AIM OF THE EXERCISE → Show every line from the data below that includes "number".

*** Opening of GIVEN ENTRIES ***

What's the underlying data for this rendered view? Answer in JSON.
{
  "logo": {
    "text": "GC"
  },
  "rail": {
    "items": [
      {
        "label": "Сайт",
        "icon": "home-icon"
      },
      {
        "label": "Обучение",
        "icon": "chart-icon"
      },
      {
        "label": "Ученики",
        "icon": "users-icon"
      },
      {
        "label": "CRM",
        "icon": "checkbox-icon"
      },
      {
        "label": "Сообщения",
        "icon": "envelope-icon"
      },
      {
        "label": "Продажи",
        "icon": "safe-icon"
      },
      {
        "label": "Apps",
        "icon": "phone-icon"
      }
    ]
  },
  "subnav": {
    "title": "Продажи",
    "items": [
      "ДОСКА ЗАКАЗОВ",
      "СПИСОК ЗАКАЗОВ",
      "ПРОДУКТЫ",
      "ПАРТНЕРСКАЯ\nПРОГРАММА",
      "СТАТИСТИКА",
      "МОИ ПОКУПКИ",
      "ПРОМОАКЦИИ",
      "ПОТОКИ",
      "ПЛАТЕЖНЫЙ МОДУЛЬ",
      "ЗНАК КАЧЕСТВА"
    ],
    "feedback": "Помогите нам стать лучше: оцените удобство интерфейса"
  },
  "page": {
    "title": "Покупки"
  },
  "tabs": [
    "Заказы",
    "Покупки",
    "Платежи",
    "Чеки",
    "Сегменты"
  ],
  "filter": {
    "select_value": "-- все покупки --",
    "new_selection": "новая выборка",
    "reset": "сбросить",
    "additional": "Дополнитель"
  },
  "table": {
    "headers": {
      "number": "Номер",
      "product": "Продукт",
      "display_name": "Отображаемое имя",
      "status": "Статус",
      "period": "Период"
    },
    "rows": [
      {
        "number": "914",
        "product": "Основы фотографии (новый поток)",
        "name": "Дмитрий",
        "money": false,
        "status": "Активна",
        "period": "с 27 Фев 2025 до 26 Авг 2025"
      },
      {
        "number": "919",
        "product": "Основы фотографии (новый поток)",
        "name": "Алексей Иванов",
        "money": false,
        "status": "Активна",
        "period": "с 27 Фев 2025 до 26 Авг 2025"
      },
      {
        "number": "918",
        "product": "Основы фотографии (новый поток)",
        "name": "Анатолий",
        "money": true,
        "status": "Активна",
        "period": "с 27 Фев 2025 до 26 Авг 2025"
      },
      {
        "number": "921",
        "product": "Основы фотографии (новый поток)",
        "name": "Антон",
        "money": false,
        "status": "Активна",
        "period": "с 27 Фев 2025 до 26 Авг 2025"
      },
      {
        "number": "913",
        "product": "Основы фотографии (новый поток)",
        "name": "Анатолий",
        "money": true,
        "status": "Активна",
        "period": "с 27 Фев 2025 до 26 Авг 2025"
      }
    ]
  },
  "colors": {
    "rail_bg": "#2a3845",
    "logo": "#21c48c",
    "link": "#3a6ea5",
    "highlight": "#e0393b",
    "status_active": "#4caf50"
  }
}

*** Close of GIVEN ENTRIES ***

ANSWER FOR THIS EXERCISE →
      "number": "Номер",
        "number": "914",
        "number": "919",
        "number": "918",
        "number": "921",
        "number": "913",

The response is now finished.